More About Polio

Poliomyelitis, generally known simply as polio, is a paralytic disease caused by poliovirus. The poliovirus has three strains, so it is possible to contract the disease more than once.

Polio is spread through human-to-human contact, with the virus entering the body through the mouth and infecting the small intestine. Although it can affect people of any age, it strikes children more often than adults.

The initial symptoms of polio infection are flu-like, typically including fever, headaches, tiredness and muscle stiffness. Most cases of polio do not proceed past this non-paralytic stage and can be so mild that it is possible not to be aware one has the disease.

In a small minority of cases, the virus spreads and infects the central nervous system, specifically motor neurons in the spine. As the motor neurons are attacked, the muscles in the limbs feel tight and become unresponsive, a type of paralysis called acute floppy paralysis. The legs are most often affected, but in particularly severe cases the torso can also be paralysed, possibly leaving the victim needing an iron lung to breathe.

The disease may spread beyond the spine and infect the brain stem, in very rare cases, in which case it is known as bulbar polio.

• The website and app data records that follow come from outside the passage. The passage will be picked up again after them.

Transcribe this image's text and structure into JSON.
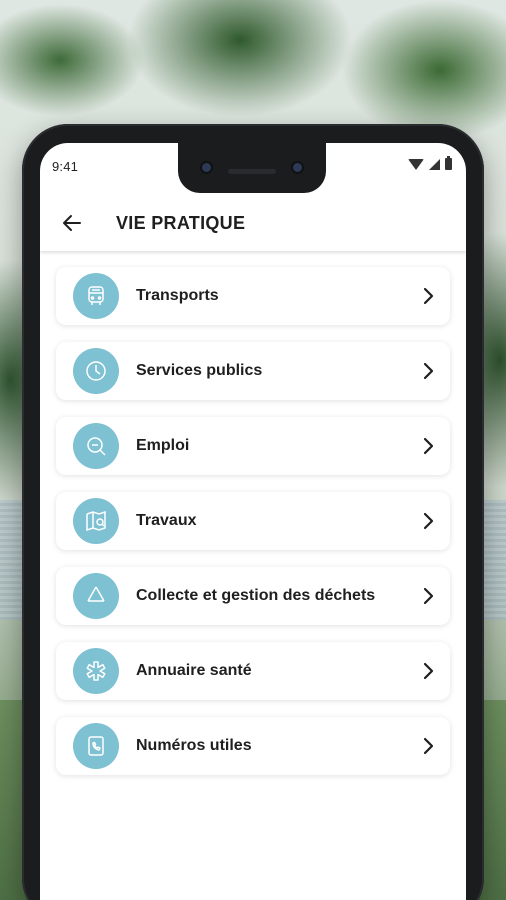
{
  "status_bar": {
    "time": "9:41"
  },
  "app_bar": {
    "title": "VIE PRATIQUE",
    "back_icon": "arrow-left-icon"
  },
  "menu": {
    "accent_color": "#7dc1d3",
    "items": [
      {
        "label": "Transports",
        "icon": "bus-icon"
      },
      {
        "label": "Services publics",
        "icon": "clock-icon"
      },
      {
        "label": "Emploi",
        "icon": "job-search-icon"
      },
      {
        "label": "Travaux",
        "icon": "map-search-icon"
      },
      {
        "label": "Collecte et gestion des déchets",
        "icon": "recycle-icon"
      },
      {
        "label": "Annuaire santé",
        "icon": "medical-star-icon"
      },
      {
        "label": "Numéros utiles",
        "icon": "phone-book-icon"
      }
    ]
  }
}
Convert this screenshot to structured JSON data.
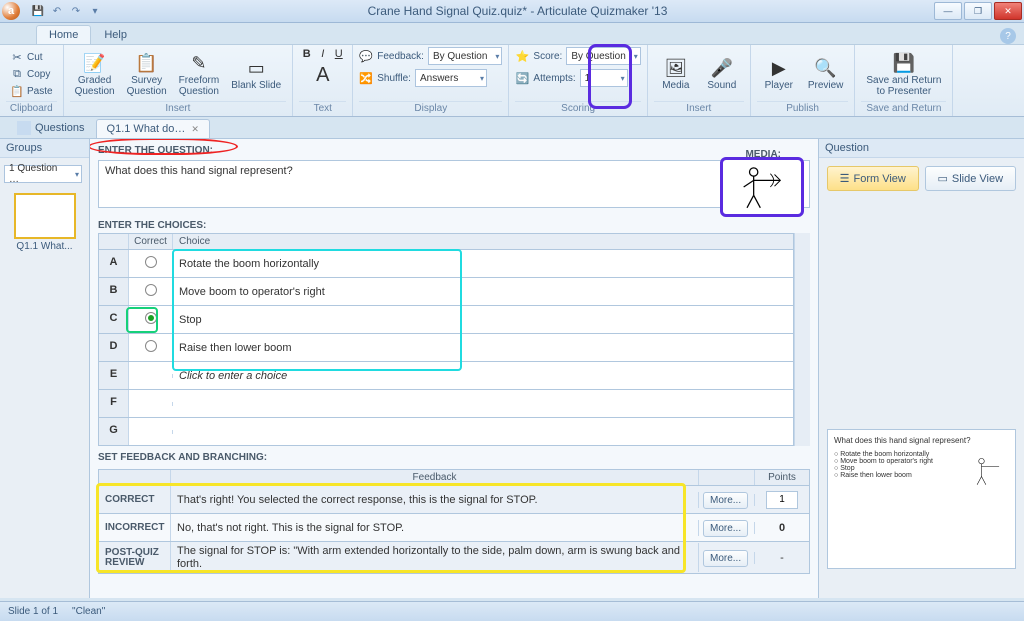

The cranial nerves in the brain stem control a wide range of functions in the body, including facial muscles and nerves, eyeball muscles, vision, smell, hearing, swallowing and heart, lung and intestinal functions, as well as others. Bulbar polio can affect any of these functions and is quite often fatal.

The damage to the nerves in paralytic polio is irreversible, though it is possible to recover from paralysis, at least partially, through sprouting from neighbouring neurons. As well as lingering paralysis, other long-term effects of polio can include withered limbs, hunched backs and respiratory problems. Additionally, many polio sufferers also suffer from post-polio syndrome.

Since polio is transmitted from person to person, occurrences of polio have increased as human populations have increased. Additionally, improvements in sanitation may also have reduced people’s immunity. In the first half of the 20th century, the Western world experienced increasingly acute epidemics, which caused widespread fear in the population.

After much effort a vaccine for polio was developed in 1955 and intensive immunisation campaigns worldwide have successfully eradicated the disease from much of the world. Immunisation in New Zealand began in 1957 and the last reported case due to wild poliovirus was in 1962. There have been nine vaccine-related cases since 1962. However, in 2002, immunisation was switched to the inactivated polio vaccine, which is not associated with vaccine related infections.